--- Problem requirements ---
The only thing to report is how many lines of the data contain the word "Toggle".

== The data

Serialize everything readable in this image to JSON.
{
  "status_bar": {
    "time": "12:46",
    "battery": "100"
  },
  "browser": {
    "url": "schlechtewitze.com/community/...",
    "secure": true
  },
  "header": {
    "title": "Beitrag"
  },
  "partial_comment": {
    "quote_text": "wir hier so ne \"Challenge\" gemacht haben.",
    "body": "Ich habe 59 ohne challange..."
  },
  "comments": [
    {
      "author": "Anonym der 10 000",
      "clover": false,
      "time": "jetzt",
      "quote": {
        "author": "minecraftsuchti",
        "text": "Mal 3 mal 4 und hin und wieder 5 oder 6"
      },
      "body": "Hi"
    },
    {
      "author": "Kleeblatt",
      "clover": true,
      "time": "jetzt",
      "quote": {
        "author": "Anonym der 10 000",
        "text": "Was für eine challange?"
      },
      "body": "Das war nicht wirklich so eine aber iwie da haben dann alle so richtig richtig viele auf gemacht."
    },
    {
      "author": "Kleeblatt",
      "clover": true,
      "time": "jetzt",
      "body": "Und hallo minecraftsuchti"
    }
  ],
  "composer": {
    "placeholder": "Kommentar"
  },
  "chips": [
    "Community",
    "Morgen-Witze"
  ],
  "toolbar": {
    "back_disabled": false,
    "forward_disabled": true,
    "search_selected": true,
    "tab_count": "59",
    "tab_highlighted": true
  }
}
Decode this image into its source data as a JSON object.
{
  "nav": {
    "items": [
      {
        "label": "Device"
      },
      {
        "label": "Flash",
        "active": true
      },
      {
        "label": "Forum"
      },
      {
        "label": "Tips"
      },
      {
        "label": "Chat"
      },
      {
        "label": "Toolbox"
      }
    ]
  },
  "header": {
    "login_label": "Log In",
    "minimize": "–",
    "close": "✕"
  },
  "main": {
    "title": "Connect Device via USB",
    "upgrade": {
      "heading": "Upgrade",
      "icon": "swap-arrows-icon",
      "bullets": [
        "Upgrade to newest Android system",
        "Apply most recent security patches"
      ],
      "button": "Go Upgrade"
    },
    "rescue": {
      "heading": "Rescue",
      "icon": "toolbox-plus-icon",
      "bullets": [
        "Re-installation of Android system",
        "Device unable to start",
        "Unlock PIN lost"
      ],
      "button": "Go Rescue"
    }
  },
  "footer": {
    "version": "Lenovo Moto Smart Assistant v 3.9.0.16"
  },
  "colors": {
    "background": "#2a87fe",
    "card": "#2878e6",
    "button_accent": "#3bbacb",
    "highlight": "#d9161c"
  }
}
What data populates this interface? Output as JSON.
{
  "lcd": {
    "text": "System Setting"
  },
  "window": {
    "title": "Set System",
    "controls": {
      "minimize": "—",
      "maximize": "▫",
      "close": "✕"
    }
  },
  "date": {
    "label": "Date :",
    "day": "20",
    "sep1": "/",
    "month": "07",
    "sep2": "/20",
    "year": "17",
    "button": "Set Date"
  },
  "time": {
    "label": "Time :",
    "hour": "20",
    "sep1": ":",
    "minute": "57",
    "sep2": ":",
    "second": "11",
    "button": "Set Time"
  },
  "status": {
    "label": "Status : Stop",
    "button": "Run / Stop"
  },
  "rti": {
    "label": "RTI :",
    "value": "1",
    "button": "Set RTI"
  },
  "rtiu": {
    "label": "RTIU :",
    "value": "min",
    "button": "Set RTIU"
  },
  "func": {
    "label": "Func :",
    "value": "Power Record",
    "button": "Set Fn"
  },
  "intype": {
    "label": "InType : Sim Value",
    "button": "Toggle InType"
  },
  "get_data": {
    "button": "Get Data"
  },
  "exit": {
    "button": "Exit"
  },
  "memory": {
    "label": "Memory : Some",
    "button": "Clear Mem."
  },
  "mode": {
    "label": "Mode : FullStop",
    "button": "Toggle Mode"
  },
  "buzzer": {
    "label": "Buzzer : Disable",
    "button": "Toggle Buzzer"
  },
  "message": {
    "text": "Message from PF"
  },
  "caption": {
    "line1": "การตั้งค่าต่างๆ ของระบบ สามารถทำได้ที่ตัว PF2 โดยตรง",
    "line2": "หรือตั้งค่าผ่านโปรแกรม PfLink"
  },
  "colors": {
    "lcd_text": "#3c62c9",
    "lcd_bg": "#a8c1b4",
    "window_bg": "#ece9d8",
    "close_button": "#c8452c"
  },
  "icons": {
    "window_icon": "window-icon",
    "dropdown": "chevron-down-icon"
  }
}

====

--- Result of the task ---
3